  • SOSA’s solicitors had sent a letter to the Council dated 06.12.17 noting that the fulcrum of the process was fully independent decision-makers and advisors. The letter included 10 main points which were not in the Scheme which were vital to natural justice, three of which were highlighted:
    • there was no provision for disclosure and survivors would want to know what files were held or what information was available, since Lambeth had been complicit in abuse and a cover up.
    • there was no provision for decision-makers to give reasons for their decisions which was fundamental; and,
    • appeals had to be provided in writing, but the opportunity to give direct oral representation was needed since some matters could not be phrased properly in document format.
  • The Scheme did not satisfy the basic tenets of human rights law.
  • Kennedy’s had been previously been involved in legal cases regarding child abuse and officers were misleading councillors.

 

The Head of Legal Services and HR, Alison McKane, responded to points raised as below:

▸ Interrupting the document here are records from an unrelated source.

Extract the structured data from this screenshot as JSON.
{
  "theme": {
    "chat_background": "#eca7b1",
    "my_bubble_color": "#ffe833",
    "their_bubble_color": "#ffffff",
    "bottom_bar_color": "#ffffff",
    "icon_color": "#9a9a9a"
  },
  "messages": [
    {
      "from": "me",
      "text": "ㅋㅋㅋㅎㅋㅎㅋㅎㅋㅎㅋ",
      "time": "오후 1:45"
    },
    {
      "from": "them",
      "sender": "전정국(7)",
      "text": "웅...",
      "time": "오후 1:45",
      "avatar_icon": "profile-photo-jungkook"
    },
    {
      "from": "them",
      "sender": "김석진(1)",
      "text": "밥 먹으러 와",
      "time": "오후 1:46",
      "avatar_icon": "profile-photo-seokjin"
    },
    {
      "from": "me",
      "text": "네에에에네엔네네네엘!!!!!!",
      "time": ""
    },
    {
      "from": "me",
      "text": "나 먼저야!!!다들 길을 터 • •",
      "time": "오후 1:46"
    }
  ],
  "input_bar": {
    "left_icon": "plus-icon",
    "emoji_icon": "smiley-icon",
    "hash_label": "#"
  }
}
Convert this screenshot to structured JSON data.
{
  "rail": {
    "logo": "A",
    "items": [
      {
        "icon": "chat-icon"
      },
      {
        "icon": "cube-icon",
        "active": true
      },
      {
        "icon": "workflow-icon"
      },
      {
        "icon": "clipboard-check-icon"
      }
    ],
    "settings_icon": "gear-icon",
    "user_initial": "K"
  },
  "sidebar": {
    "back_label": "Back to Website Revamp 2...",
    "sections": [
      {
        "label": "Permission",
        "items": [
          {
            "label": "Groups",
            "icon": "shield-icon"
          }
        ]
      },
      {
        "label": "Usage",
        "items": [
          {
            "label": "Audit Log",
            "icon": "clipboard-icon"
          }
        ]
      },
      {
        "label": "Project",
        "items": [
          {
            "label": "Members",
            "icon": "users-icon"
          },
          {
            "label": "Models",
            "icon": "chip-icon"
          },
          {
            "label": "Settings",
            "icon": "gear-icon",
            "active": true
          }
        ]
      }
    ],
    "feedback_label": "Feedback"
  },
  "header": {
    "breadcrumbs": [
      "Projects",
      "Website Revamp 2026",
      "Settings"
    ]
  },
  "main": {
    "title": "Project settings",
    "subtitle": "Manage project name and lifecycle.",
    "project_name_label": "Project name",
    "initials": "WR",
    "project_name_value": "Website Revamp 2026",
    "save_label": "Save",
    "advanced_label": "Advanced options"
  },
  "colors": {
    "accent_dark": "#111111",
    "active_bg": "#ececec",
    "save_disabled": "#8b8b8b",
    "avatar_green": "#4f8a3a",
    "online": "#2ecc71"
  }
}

  • The Scheme put forward by SOSA’s lawyers in March 2017 did not provide for independent administration.
  • SOSA’s lawyers acknowledged in June 2017 that an opportunity for the parties to reach an agreement was reasonable to have in the Scheme.
  • Kennedys were not previously involved in dealing with claims until the decision to develop a redress scheme was taken, and also they were not decision-makers but advisors in the Scheme. 
  • If the Council could not agree payments there was still recourse to the Court process.
  • The appeals panel was independent and the Council had privately consulted an ACAL lawyer to provide detailed comments on the Scheme. No issues regarding independent administration had been raised.
  • The Council had been clear which foster care claims would be eligible under the Scheme.  This does not mean people would not get compensation if they were not eligible under the Scheme.  The family of James McCourt would be entitled to apply for compensation even if they were not eligible under the Scheme.
  • The Council had responded to the letter dated 6 December regarding the points raised about disclosure, reasons for decisions being provided, and appealing in writing. The letter could be circulated to Cabinet.

 

RESOLVED:

  1. Cabinet to approve and implement the Lambeth Children’s Homes Redress Scheme as set out in Appendix A.
  2. Cabinet to refer the increased budget requirement to Full Council for approval.
  3. To note the grant payments made to Shirley Oaks Survivors Association (SOSA) via Urban Concepts Ltd to a value of £423,060.
  4. To approve additional payments to cover their reasonable legal costs and work undertaken by SOSA up to the value of £420,000.

 

Report author: Alison McKane

Publication date: 20/12/2017

Date of decision: 18/12/2017

Decided at meeting: 18/12/2017 - Cabinet

Effective from: 30/12/2017

Accompanying Documents: